So, this question has been bouncing around my noggin: If I can find mature, hardened off leaves that are quite small on a tree that typically has larger leaves (like acer macrophyllum/big leaf maple), would it stand to reason that that species has the potential to reduce the leaf size down to at least that level? I’m just looking out my window as I work into the mid-canopy of a big big leaf maple and seeing itty bitty leaves in some places. I’ve noticed this in quite a few other species and I’m wondering if the concept is sound. The concept, in a sentence: “It’s capable of producing tiny leaves, so it might be able to be reduced to that size with enough ramification and work”
Often, it’s just a matter of finding the correct technique… or hitting the jackpot on the genetic lottery and finding a seedling that reduces the leaves on its own. The correct method may be defoliation, densification, keeping it rootbound… or a combination of several things.
An extreme example that is not mine, from a friend… the large one is a horse chestnut leaf, the small one bottom right is also a horse chestnut leaf after 2 years of leaf reduction work. The tiny one is still a horse chestnut leaf after 11 years of training for leaf reduction. The madman now has several mame horse chestnuts on his shelves. It’s a species that is on the “leaves are too big to make a bonsai” list.
The technique is simple-ish enough after you’ve developed the trunk you want:
-defoliate when the leaves are fully deployed
-remove all terminal buds at the end of winter
-select the latent buds that wake up

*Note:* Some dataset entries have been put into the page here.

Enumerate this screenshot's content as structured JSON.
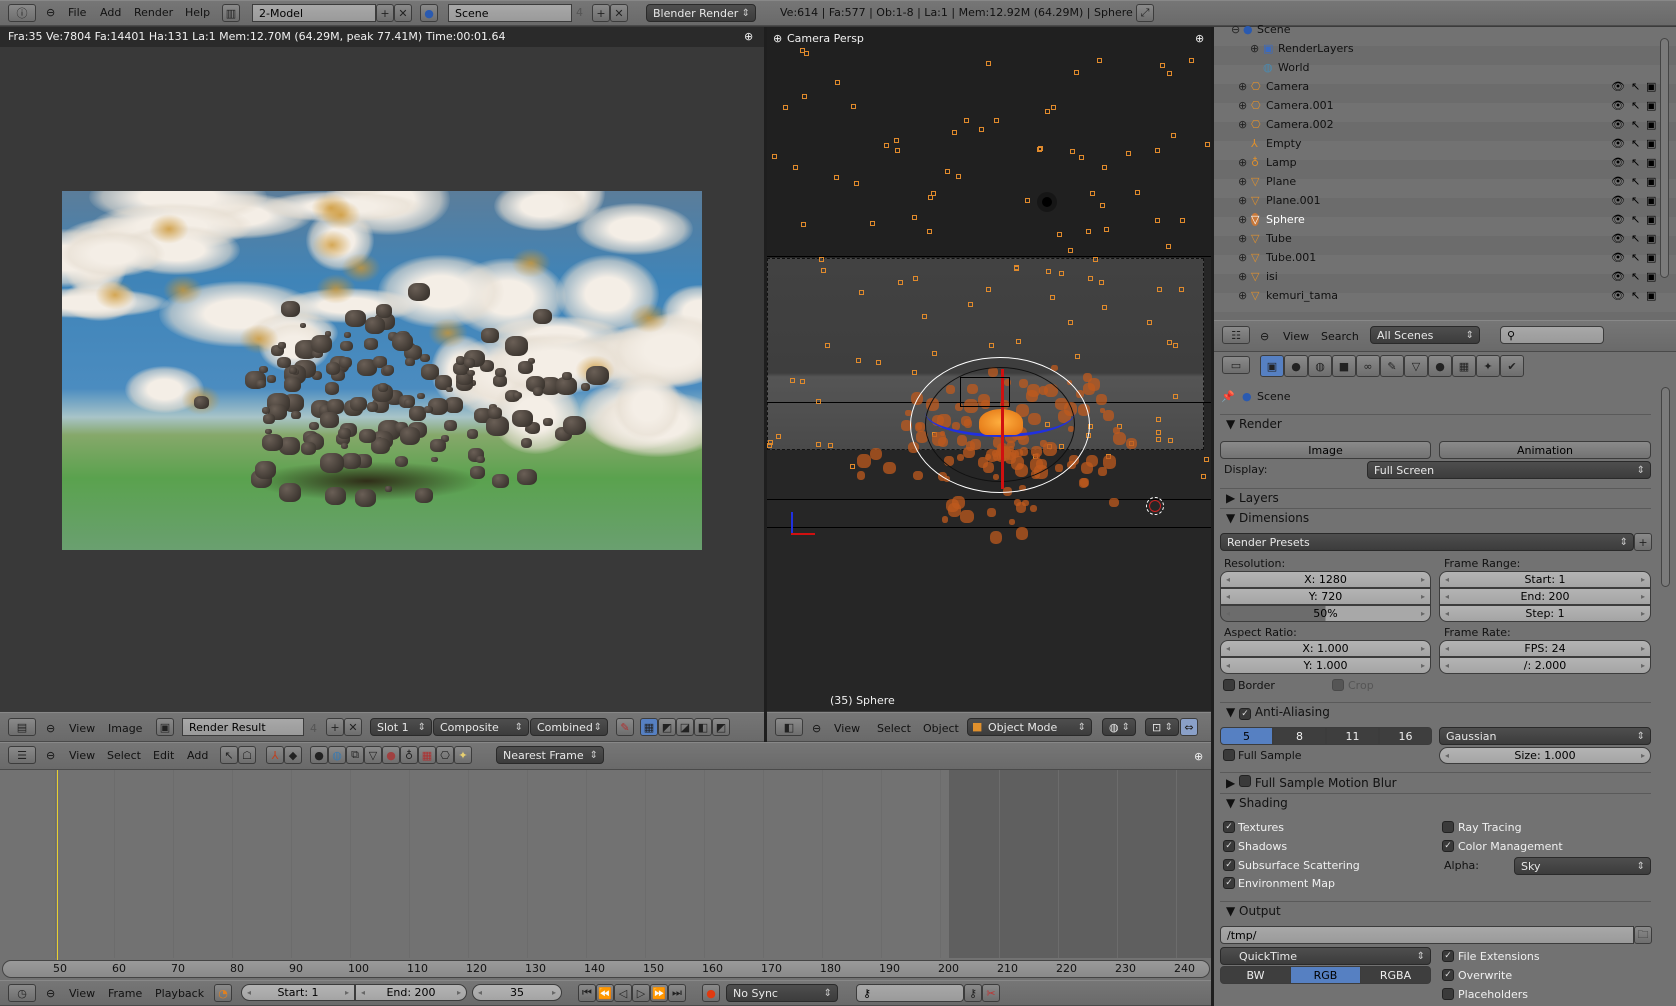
{
  "topbar": {
    "menus": [
      "File",
      "Add",
      "Render",
      "Help"
    ],
    "screen_layout": "2-Model",
    "scene": "Scene",
    "scene_users": "4",
    "engine": "Blender Render",
    "stats": "Ve:614 | Fa:577 | Ob:1-8 | La:1 | Mem:12.92M (64.29M) | Sphere"
  },
  "image_editor": {
    "info": "Fra:35  Ve:7804 Fa:14401 Ha:131 La:1 Mem:12.70M (64.29M, peak 77.41M) Time:00:01.64",
    "header": {
      "menus": [
        "View",
        "Image"
      ],
      "image_name": "Render Result",
      "image_users": "4",
      "slot": "Slot 1",
      "layer": "Composite",
      "pass": "Combined"
    }
  },
  "viewport": {
    "label": "Camera Persp",
    "object_label": "(35) Sphere",
    "header": {
      "menus": [
        "View",
        "Select",
        "Object"
      ],
      "mode": "Object Mode"
    },
    "colors": {
      "particle": "#e08a2c",
      "x_axis": "#d01010",
      "z_axis": "#2030e0"
    }
  },
  "outliner": {
    "items": [
      {
        "name": "Scene",
        "icon": "scene-icon",
        "expand": "collapse"
      },
      {
        "name": "RenderLayers",
        "icon": "renderlayers-icon",
        "expand": "expand"
      },
      {
        "name": "World",
        "icon": "world-icon",
        "expand": ""
      },
      {
        "name": "Camera",
        "icon": "camera-icon",
        "expand": "expand"
      },
      {
        "name": "Camera.001",
        "icon": "camera-icon",
        "expand": "expand"
      },
      {
        "name": "Camera.002",
        "icon": "camera-icon",
        "expand": "expand"
      },
      {
        "name": "Empty",
        "icon": "empty-icon",
        "expand": ""
      },
      {
        "name": "Lamp",
        "icon": "lamp-icon",
        "expand": "expand"
      },
      {
        "name": "Plane",
        "icon": "mesh-icon",
        "expand": "expand"
      },
      {
        "name": "Plane.001",
        "icon": "mesh-icon",
        "expand": "expand"
      },
      {
        "name": "Sphere",
        "icon": "mesh-icon",
        "expand": "expand",
        "selected": true
      },
      {
        "name": "Tube",
        "icon": "mesh-icon",
        "expand": "expand"
      },
      {
        "name": "Tube.001",
        "icon": "mesh-icon",
        "expand": "expand"
      },
      {
        "name": "isi",
        "icon": "mesh-icon",
        "expand": "expand"
      },
      {
        "name": "kemuri_tama",
        "icon": "mesh-icon",
        "expand": "expand"
      }
    ],
    "header": {
      "menus": [
        "View",
        "Search"
      ],
      "filter": "All Scenes",
      "search_placeholder": ""
    }
  },
  "properties": {
    "context": "Scene",
    "render": {
      "title": "Render",
      "image": "Image",
      "animation": "Animation",
      "display_label": "Display:",
      "display": "Full Screen"
    },
    "layers": {
      "title": "Layers"
    },
    "dimensions": {
      "title": "Dimensions",
      "presets": "Render Presets",
      "resolution_label": "Resolution:",
      "res_x": "X: 1280",
      "res_y": "Y: 720",
      "res_pct": "50%",
      "res_pct_value": 50,
      "frame_range_label": "Frame Range:",
      "start": "Start: 1",
      "end": "End: 200",
      "step": "Step: 1",
      "aspect_label": "Aspect Ratio:",
      "aspect_x": "X: 1.000",
      "aspect_y": "Y: 1.000",
      "frame_rate_label": "Frame Rate:",
      "fps": "FPS: 24",
      "fps_base": "/: 2.000",
      "border": "Border",
      "crop": "Crop"
    },
    "antialiasing": {
      "title": "Anti-Aliasing",
      "samples": [
        "5",
        "8",
        "11",
        "16"
      ],
      "selected": "5",
      "filter": "Gaussian",
      "full_sample": "Full Sample",
      "size": "Size: 1.000"
    },
    "motion_blur": {
      "title": "Full Sample Motion Blur"
    },
    "shading": {
      "title": "Shading",
      "textures": "Textures",
      "shadows": "Shadows",
      "sss": "Subsurface Scattering",
      "envmap": "Environment Map",
      "raytracing": "Ray Tracing",
      "color_management": "Color Management",
      "alpha_label": "Alpha:",
      "alpha": "Sky"
    },
    "output": {
      "title": "Output",
      "path": "/tmp/",
      "format": "QuickTime",
      "modes": [
        "BW",
        "RGB",
        "RGBA"
      ],
      "selected_mode": "RGB",
      "file_extensions": "File Extensions",
      "overwrite": "Overwrite",
      "placeholders": "Placeholders"
    },
    "accent": "#5680c2"
  },
  "dopesheet": {
    "menus": [
      "View",
      "Select",
      "Edit",
      "Add"
    ],
    "snap": "Nearest Frame"
  },
  "timeline": {
    "ticks": [
      "50",
      "60",
      "70",
      "80",
      "90",
      "100",
      "110",
      "120",
      "130",
      "140",
      "150",
      "160",
      "170",
      "180",
      "190",
      "200",
      "210",
      "220",
      "230",
      "240"
    ],
    "menus": [
      "View",
      "Frame",
      "Playback"
    ],
    "start": "Start: 1",
    "end": "End: 200",
    "current": "35",
    "sync": "No Sync"
  }
}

I’ll try it myself this year.
It seems to me, in mature deciduous trees that the density of ramification is the control for leaf size, so apical growth has much smaller leaves than lower growth. So too in bonsai I suppose.

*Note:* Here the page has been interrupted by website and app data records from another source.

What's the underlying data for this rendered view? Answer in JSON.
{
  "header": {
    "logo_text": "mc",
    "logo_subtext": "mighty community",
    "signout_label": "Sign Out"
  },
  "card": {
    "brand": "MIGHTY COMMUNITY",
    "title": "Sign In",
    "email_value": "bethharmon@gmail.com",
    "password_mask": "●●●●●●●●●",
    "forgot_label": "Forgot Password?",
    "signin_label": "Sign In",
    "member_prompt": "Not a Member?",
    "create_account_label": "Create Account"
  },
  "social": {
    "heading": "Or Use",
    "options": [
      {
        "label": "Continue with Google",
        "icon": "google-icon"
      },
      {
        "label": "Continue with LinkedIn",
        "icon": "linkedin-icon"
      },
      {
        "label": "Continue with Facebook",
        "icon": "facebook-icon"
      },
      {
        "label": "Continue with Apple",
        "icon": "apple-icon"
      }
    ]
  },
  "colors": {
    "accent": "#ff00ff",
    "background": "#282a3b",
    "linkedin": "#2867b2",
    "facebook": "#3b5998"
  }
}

Holy butts. I was just walking under a horse chestnut yesterday and thinking “man, such a beautiful tree, too bad the leaves are so big!” The one near my house has a hollow where a branch was that collects water and creates a little pool (inevitably filled with all sorts of invertebrates) and I love it’s big knobbly nature.

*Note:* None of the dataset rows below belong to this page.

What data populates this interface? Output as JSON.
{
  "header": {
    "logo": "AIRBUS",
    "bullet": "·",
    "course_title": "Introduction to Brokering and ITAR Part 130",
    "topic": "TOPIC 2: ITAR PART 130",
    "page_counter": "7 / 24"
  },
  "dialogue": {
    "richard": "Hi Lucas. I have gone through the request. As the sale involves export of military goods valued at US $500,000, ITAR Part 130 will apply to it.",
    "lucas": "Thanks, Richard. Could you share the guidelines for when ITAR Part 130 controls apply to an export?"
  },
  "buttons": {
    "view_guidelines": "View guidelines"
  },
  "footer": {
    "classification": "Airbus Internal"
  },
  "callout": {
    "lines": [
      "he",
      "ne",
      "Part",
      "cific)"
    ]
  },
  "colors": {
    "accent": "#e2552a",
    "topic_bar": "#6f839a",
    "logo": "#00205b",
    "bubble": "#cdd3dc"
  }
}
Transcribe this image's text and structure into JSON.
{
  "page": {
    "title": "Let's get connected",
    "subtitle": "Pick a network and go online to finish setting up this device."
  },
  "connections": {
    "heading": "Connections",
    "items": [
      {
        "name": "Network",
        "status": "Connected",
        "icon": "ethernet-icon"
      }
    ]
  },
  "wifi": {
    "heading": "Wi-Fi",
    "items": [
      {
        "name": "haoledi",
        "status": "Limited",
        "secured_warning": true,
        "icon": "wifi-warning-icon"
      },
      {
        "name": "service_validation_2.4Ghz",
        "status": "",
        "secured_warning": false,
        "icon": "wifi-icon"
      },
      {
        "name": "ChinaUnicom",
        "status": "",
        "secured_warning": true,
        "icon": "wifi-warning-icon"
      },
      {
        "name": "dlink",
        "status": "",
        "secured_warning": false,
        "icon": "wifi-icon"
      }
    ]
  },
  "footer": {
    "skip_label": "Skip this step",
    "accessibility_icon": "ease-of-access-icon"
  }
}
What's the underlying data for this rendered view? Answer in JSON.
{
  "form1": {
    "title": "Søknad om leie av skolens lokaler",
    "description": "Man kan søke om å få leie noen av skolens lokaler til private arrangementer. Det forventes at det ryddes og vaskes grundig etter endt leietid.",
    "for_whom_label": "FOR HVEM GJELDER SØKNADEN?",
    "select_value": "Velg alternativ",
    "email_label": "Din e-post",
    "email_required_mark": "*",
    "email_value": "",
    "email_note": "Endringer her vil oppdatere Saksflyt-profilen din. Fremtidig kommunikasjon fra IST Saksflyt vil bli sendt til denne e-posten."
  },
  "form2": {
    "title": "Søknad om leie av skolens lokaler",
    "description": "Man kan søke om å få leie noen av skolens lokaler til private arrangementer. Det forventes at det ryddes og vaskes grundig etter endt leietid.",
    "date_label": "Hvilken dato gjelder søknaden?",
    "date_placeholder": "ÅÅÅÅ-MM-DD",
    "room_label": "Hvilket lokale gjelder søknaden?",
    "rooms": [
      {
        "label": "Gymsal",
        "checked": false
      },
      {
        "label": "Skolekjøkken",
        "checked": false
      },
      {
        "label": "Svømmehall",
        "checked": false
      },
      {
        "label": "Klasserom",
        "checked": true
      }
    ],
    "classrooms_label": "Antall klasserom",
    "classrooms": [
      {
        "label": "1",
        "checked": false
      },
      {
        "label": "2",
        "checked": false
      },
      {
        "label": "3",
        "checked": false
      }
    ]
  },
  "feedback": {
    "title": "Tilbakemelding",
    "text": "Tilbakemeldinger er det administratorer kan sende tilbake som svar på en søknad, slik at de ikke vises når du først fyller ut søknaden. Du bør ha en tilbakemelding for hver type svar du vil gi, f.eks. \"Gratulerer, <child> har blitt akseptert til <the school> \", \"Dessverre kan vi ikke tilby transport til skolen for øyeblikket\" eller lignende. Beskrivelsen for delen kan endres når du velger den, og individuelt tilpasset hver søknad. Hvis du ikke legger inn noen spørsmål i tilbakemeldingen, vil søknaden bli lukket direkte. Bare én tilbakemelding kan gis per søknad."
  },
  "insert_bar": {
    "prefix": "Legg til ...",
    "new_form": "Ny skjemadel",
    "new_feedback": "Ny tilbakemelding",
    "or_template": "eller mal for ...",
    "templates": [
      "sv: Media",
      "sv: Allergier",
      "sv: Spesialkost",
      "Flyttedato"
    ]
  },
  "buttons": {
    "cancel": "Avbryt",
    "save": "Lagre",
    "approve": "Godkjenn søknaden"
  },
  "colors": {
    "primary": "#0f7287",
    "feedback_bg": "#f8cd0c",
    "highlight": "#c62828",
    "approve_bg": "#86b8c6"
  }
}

I’m actually seeing this right above the bottom branch rather than the tips of the canopy, though I do see some little ones near the edges!
Interesting, could just be very weak growth. Shows what I know!
Yeah, it’s weird, I see them just here and there throughout, from really close to the big trunk, halfway out on a branch, and a few right near the tips. They’ll be right next to dinnerplate sized leaves too. My theory is that the tree put a TON of energy into making this monster leaves with its first push, and then right after that is like ‘oof, I just spent all of my resources and really would like to produce more growth, but I’m pretty tapped out for the moment’. Or maybe they came out at the same time where it had lots of energy to devote to the main happy buds, but then didn’t quite invest the same in some others for some reason. They’re surely nowhere near how small japanese maple leaves can be, but they’re still small and might look kind of nice on a larger bonsai. Lemme see if I can get a picture for ya
Interesting. This could well be an early secondary flush due to its vigour, that smaller leaf is less pigmented and the petiole doesn’t look hardened off yet. If so could well double in size over the next week or two if conditions allow.
@zlessley I agree with @Silva_Naturalis, it’s just a younger leaf I think you’ll find. Good chance it would have grown larger with eventual size being closer to the first flush.
You control the leaf size when the tree is in a containerized environment. As Ryan has said before on the “gas and brake pedals”